* [What is needed] Wherever the word "value" appears in a line below, that line counts; report the total number of such lines only.

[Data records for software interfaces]
####################

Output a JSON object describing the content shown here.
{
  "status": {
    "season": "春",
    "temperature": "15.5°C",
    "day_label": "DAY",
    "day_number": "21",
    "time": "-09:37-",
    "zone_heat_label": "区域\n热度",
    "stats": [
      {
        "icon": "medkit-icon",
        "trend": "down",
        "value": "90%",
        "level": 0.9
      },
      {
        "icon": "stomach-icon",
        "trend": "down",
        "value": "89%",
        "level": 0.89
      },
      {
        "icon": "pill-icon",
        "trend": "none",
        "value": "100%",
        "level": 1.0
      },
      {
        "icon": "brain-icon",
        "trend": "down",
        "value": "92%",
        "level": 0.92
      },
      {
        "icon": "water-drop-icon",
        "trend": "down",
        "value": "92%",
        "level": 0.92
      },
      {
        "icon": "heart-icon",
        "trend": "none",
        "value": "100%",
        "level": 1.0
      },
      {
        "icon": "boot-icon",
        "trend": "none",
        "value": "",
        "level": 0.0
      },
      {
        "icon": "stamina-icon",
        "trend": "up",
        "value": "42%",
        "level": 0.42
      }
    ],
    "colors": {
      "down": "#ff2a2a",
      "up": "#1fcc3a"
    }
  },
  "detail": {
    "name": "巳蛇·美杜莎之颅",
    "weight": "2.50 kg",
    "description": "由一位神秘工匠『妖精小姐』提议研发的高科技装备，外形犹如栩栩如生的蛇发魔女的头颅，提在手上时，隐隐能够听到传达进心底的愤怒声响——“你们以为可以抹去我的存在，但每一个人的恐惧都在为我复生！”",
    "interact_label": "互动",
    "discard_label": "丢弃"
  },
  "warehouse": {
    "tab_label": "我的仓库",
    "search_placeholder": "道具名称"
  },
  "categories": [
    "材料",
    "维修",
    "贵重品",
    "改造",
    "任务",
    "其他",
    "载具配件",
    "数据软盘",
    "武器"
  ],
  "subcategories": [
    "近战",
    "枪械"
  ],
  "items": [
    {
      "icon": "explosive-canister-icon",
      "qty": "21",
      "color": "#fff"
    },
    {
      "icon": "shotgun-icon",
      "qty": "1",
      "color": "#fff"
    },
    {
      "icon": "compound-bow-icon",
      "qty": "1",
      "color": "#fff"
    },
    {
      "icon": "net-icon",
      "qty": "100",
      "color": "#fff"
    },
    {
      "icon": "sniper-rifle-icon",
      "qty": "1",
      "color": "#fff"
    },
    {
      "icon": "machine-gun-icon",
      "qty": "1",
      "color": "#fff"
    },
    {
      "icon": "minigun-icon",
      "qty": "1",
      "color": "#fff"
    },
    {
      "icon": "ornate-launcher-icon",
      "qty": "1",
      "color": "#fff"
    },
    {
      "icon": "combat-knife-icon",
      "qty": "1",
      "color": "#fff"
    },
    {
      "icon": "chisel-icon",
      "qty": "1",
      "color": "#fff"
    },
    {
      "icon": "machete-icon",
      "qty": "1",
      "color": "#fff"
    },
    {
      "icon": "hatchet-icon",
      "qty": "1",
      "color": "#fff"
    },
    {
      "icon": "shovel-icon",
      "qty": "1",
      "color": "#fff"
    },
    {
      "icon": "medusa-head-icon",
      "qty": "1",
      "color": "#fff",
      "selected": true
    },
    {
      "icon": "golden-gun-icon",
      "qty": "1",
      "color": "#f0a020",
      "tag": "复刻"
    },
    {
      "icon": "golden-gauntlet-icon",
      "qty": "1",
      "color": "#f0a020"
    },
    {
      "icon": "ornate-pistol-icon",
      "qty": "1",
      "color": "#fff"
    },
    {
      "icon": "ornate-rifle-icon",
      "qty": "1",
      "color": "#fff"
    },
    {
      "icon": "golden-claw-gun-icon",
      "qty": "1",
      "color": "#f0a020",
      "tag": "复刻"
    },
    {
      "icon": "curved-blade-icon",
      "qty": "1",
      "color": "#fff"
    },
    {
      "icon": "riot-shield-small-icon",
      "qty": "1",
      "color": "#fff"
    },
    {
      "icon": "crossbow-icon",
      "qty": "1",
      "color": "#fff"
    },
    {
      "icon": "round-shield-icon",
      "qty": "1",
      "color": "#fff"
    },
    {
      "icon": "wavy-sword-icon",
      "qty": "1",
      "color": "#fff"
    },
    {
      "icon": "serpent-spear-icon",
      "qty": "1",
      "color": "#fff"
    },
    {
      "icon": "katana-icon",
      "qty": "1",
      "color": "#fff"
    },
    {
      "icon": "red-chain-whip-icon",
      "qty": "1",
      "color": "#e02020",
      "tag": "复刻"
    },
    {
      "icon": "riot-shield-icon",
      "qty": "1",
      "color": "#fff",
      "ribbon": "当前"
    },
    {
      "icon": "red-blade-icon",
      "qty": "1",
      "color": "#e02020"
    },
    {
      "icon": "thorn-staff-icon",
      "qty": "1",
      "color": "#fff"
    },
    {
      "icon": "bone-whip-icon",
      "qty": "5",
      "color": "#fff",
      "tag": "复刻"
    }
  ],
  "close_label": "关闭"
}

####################

* [Answer to the problem] 8